- Map remodelling – reorganization of the spinal map of the limb,could be due to the unmasking of previously silent connections, is also reflected in brainstem and cortical remapping – this is experienced as increased sensitivity in areas adjacent to the original area of damage.
- Loss of neurons and neuronal function
- Alterations in neuronal and glial activity
- Sensory–motor and sensory–sensory incongruence – the effect of illusions, such as the perception of body ownership of a rubber hand originally demonstrate the speed at which the SI cortex and also frontal and parietal areas respond to visual and sensory incongruence. It’s this aspect of brain function that is particularly targeted when we start to incorporate mirrorbox or other visual feedback into treatments for phantom limb pain.
I get all excited when I read about this kind of research. It opens up a whole range of treatment strategies that, for some clinicians, has previously been thought of as ‘purely psychological’, as if there was no ‘real’ (ie ‘organic’, ‘we can image/detect it’) effect. As we go further into how the neuromatrix works, it starts to provide us with both new ways for treating this kind of pain – but it also goes to explain why some of our treatments work the way they do.
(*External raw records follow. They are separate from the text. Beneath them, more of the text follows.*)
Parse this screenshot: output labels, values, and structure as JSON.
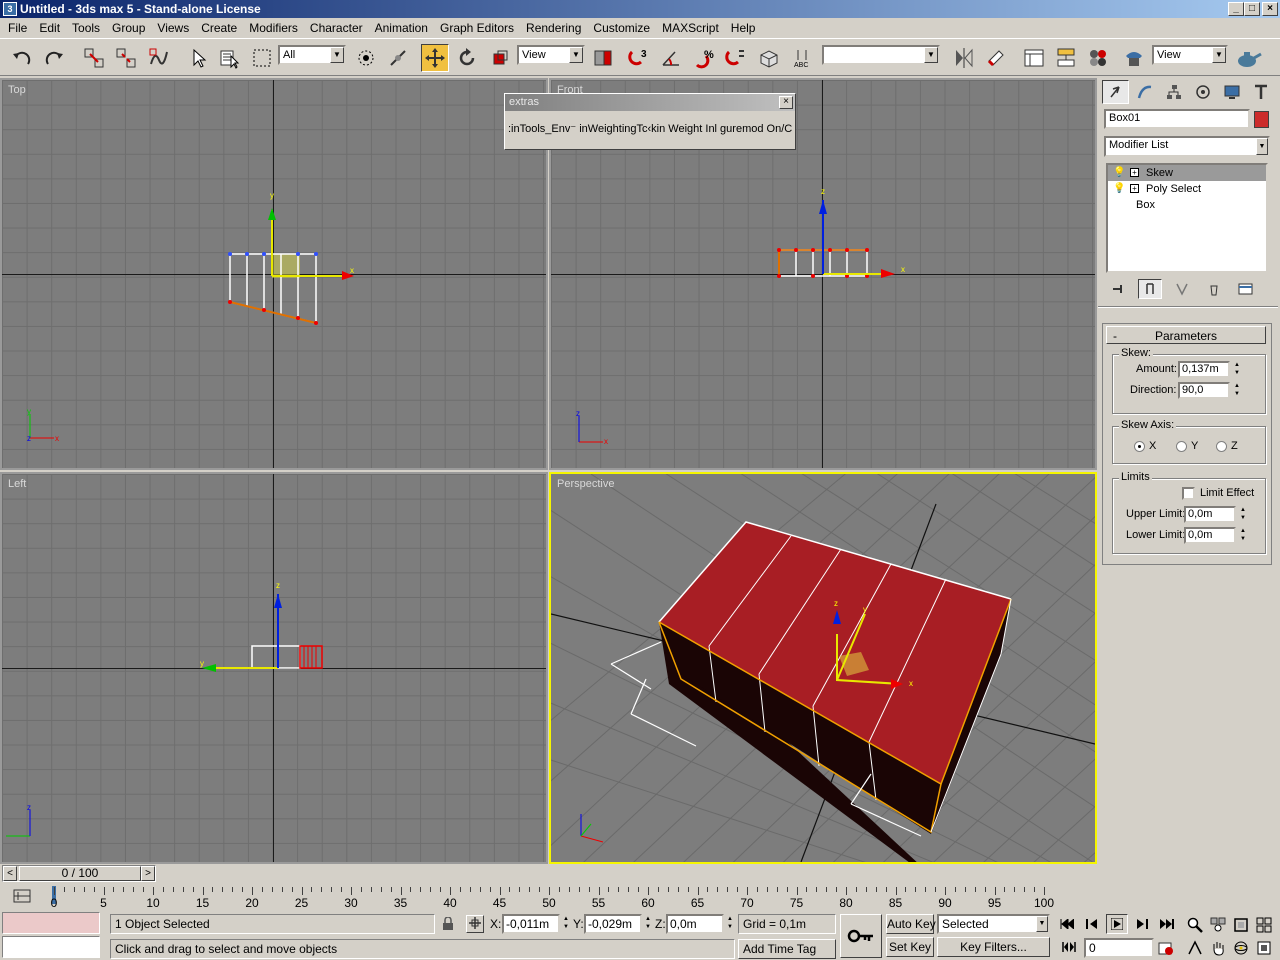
{
  "window": {
    "title": "Untitled - 3ds max 5 - Stand-alone License",
    "minimize": "_",
    "maximize": "□",
    "close": "×"
  },
  "menu": [
    "File",
    "Edit",
    "Tools",
    "Group",
    "Views",
    "Create",
    "Modifiers",
    "Character",
    "Animation",
    "Graph Editors",
    "Rendering",
    "Customize",
    "MAXScript",
    "Help"
  ],
  "toolbar": {
    "selection_filter": "All",
    "ref_coord": "View",
    "named_selection": "",
    "render_type": "View",
    "icons": [
      "undo-icon",
      "redo-icon",
      "select-link-icon",
      "unlink-icon",
      "bind-spacewarp-icon",
      "select-object-icon",
      "select-by-name-icon",
      "rectangle-region-icon",
      "window-crossing-icon",
      "select-move-icon",
      "select-rotate-icon",
      "select-scale-icon",
      "pivot-center-icon",
      "snap-3d-icon",
      "angle-snap-icon",
      "percent-snap-icon",
      "spinner-snap-icon",
      "edit-named-selection-icon",
      "mirror-icon",
      "align-icon",
      "track-view-icon",
      "schematic-view-icon",
      "material-editor-icon",
      "render-scene-icon",
      "quick-render-icon"
    ]
  },
  "viewports": {
    "top": "Top",
    "front": "Front",
    "left": "Left",
    "perspective": "Perspective"
  },
  "extras_dialog": {
    "title": "extras",
    "content": ":inTools_Env⁻ inWeightingTc‹kin Weight Inl guremod On/C",
    "close": "×"
  },
  "command_panel": {
    "object_name": "Box01",
    "object_color": "#cc2b2b",
    "modifier_list": "Modifier List",
    "stack": [
      {
        "label": "Skew",
        "selected": true
      },
      {
        "label": "Poly Select",
        "selected": false
      },
      {
        "label": "Box",
        "selected": false
      }
    ],
    "parameters": {
      "rollout_title": "Parameters",
      "rollout_toggle": "-",
      "skew_group": "Skew:",
      "amount_label": "Amount:",
      "amount_value": "0,137m",
      "direction_label": "Direction:",
      "direction_value": "90,0",
      "skew_axis_group": "Skew Axis:",
      "axis_x": "X",
      "axis_y": "Y",
      "axis_z": "Z",
      "selected_axis": "X",
      "limits_group": "Limits",
      "limit_effect": "Limit Effect",
      "upper_limit_label": "Upper Limit:",
      "upper_limit_value": "0,0m",
      "lower_limit_label": "Lower Limit:",
      "lower_limit_value": "0,0m"
    }
  },
  "timeline": {
    "frame_counter": "0 / 100",
    "prev": "<",
    "next": ">",
    "ticks": [
      "0",
      "5",
      "10",
      "15",
      "20",
      "25",
      "30",
      "35",
      "40",
      "45",
      "50",
      "55",
      "60",
      "65",
      "70",
      "75",
      "80",
      "85",
      "90",
      "95",
      "100"
    ]
  },
  "status": {
    "selection": "1 Object Selected",
    "prompt": "Click and drag to select and move objects",
    "x_label": "X:",
    "x_value": "-0,011m",
    "y_label": "Y:",
    "y_value": "-0,029m",
    "z_label": "Z:",
    "z_value": "0,0m",
    "grid": "Grid = 0,1m",
    "add_time_tag": "Add Time Tag",
    "auto_key": "Auto Key",
    "set_key": "Set Key",
    "key_mode": "Selected",
    "key_filters": "Key Filters...",
    "current_frame": "0"
  },
  "colors": {
    "box_top": "#a81e24",
    "box_side": "#1a0505",
    "active_viewport": "#f5f500",
    "axis_x": "#e00000",
    "axis_y": "#00c000",
    "axis_z": "#0000e0"
  }
}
Let’s take, for instance, hypnosis. One of the effects of hypnosis in chronic pain management can be to provide a person with post-hypnotic analgesia. An interesting factoid to consider is that hypnosis can also produce post-hypnotic pain, with the right kind of suggestion. How can that be?
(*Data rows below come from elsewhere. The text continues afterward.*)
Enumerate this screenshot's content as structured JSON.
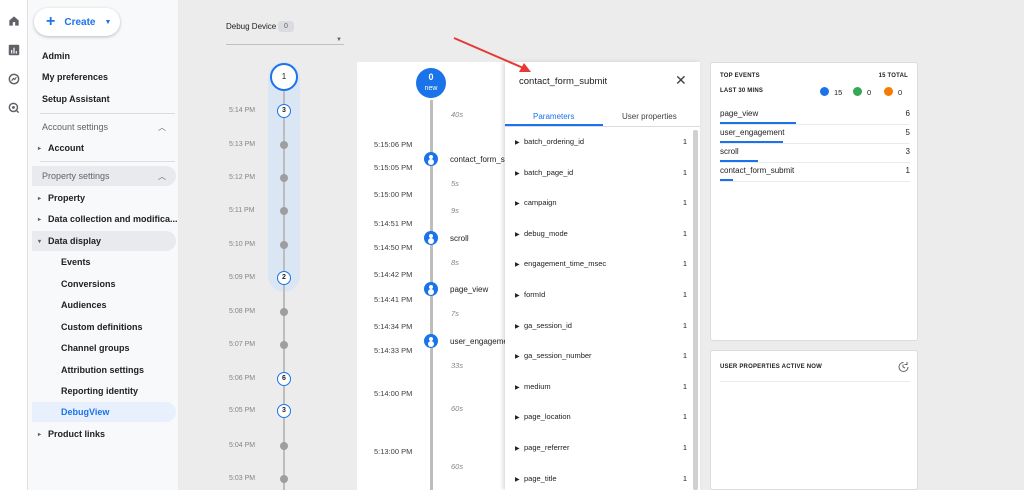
{
  "create": {
    "label": "Create"
  },
  "nav": {
    "admin": "Admin",
    "preferences": "My preferences",
    "setup": "Setup Assistant",
    "account_settings": "Account settings",
    "account": "Account",
    "property_settings": "Property settings",
    "property": "Property",
    "data_collection": "Data collection and modifica...",
    "data_display": "Data display",
    "leaves": [
      "Events",
      "Conversions",
      "Audiences",
      "Custom definitions",
      "Channel groups",
      "Attribution settings",
      "Reporting identity",
      "DebugView"
    ],
    "product_links": "Product links"
  },
  "device": {
    "label": "Debug Device",
    "count": "0"
  },
  "minutes": {
    "top_count": "1",
    "rows": [
      {
        "time": "5:14 PM",
        "badge": "3"
      },
      {
        "time": "5:13 PM",
        "badge": ""
      },
      {
        "time": "5:12 PM",
        "badge": ""
      },
      {
        "time": "5:11 PM",
        "badge": ""
      },
      {
        "time": "5:10 PM",
        "badge": ""
      },
      {
        "time": "5:09 PM",
        "badge": "2"
      },
      {
        "time": "5:08 PM",
        "badge": ""
      },
      {
        "time": "5:07 PM",
        "badge": ""
      },
      {
        "time": "5:06 PM",
        "badge": "6"
      },
      {
        "time": "5:05 PM",
        "badge": "3"
      },
      {
        "time": "5:04 PM",
        "badge": ""
      },
      {
        "time": "5:03 PM",
        "badge": ""
      }
    ]
  },
  "seconds": {
    "top_count": "0",
    "top_label": "new",
    "times": [
      "5:15:06 PM",
      "5:15:05 PM",
      "5:15:00 PM",
      "5:14:51 PM",
      "5:14:50 PM",
      "5:14:42 PM",
      "5:14:41 PM",
      "5:14:34 PM",
      "5:14:33 PM",
      "5:14:00 PM",
      "5:13:00 PM"
    ],
    "gaps": [
      "40s",
      "5s",
      "9s",
      "8s",
      "7s",
      "33s",
      "60s",
      "60s"
    ],
    "events": [
      "contact_form_submit",
      "scroll",
      "page_view",
      "user_engagement"
    ]
  },
  "panel": {
    "title": "contact_form_submit",
    "tabs": [
      "Parameters",
      "User properties"
    ],
    "params": [
      {
        "name": "batch_ordering_id",
        "count": "1"
      },
      {
        "name": "batch_page_id",
        "count": "1"
      },
      {
        "name": "campaign",
        "count": "1"
      },
      {
        "name": "debug_mode",
        "count": "1"
      },
      {
        "name": "engagement_time_msec",
        "count": "1"
      },
      {
        "name": "formId",
        "count": "1"
      },
      {
        "name": "ga_session_id",
        "count": "1"
      },
      {
        "name": "ga_session_number",
        "count": "1"
      },
      {
        "name": "medium",
        "count": "1"
      },
      {
        "name": "page_location",
        "count": "1"
      },
      {
        "name": "page_referrer",
        "count": "1"
      },
      {
        "name": "page_title",
        "count": "1"
      }
    ]
  },
  "top_events": {
    "title": "TOP EVENTS",
    "total": "15 TOTAL",
    "subtitle": "LAST 30 MINS",
    "counts": [
      {
        "value": "15",
        "color": "#1a73e8"
      },
      {
        "value": "0",
        "color": "#34a853"
      },
      {
        "value": "0",
        "color": "#f57c00"
      }
    ],
    "rows": [
      {
        "name": "page_view",
        "value": "6",
        "bar": 0.4
      },
      {
        "name": "user_engagement",
        "value": "5",
        "bar": 0.33
      },
      {
        "name": "scroll",
        "value": "3",
        "bar": 0.2
      },
      {
        "name": "contact_form_submit",
        "value": "1",
        "bar": 0.07
      }
    ]
  },
  "user_props": {
    "title": "USER PROPERTIES ACTIVE NOW"
  }
}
We didn’t really know how hypnosis worked until fMRI started being used in research. When someone is given a hypnotic suggestion of analgesia, the cerebellum, anterior midcingulate cortex, anterior and posterior insula and the inferior parietal cortex are all activated to a greater extent than when a suggestion of analgesia is given without hypnosis.
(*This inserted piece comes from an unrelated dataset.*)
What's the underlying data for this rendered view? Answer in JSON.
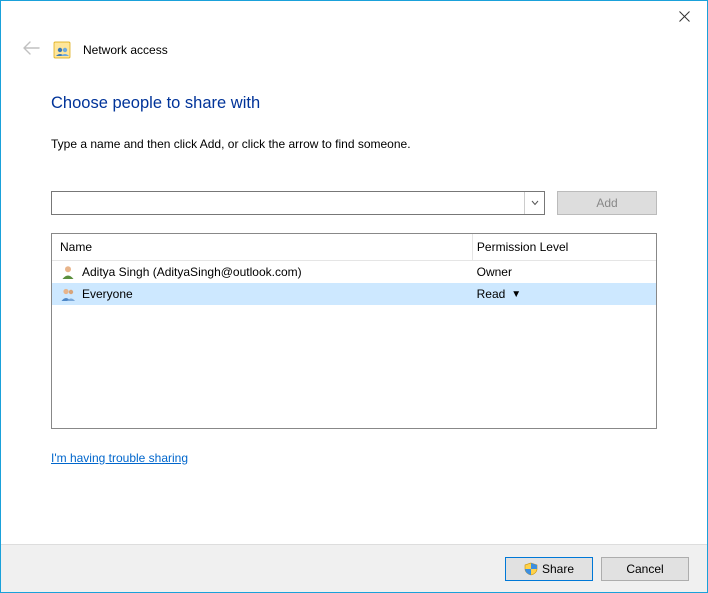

Another form of so-called psychological treatment, cognitive behavioural therapy including biofeedback (EMG and temperature modalities), also activates ‘higher centres’, providing people with structured feedback on what their bodies do in response to their own coping efforts. When these approaches are monitored with fMRI, lo and behold, once again those same areas of the cerebellum, anterior midcingulate cortex, anterior and posterior insula and the inferior parietal cortex are affected. This applies when people use ‘coping self statements’ like “I can manage”, “I’ll be OK”, and diaphragmatic breathing as well.
Where this leads me to is that over the next 5 – 10 years, I predict that there will be increasing recognition for pain management strategies that have been demonstrated to be effective for some people, in that the neurobiological basis for this treatment response will be imaged. It’s a shame that “seeing is believing” rather than looking at longitudinal outcome results within RCT ‘s for treatments that are not biomedical to be accepted, but there you have it.
Tomorrow – some more approaches that have been found useful for phantom limb, post spinal cord injury pain, and CRPS pain. Not just mirrorbox!
Flor, H. (2008). Maladaptive plasticity, memory for pain and phantom limb pain: review and suggestions for new therapies Expert Review of Neurotherapeutics, 8 (5), 809-818 DOI: 10.1586/14737126.96.36.1999
Flor, H., Nikolajsen, L., & Staehelin Jensen, T. (2006). Phantom limb pain: a case of maladaptive CNS plasticity? Nature Reviews Neuroscience, 7 (11), 873-881 DOI: 10.1038/nrn1991
Derbeyshire, S., Whalley, M., Oakley, D. (2009). Fibromyalgia pain and its modulation by hypnotic and non-hypnotic suggestion: An fMRI analysis. European Journal of Pain, 13(5), Pages 542-550 doi:10.1016/j.ejpain.2008.06.010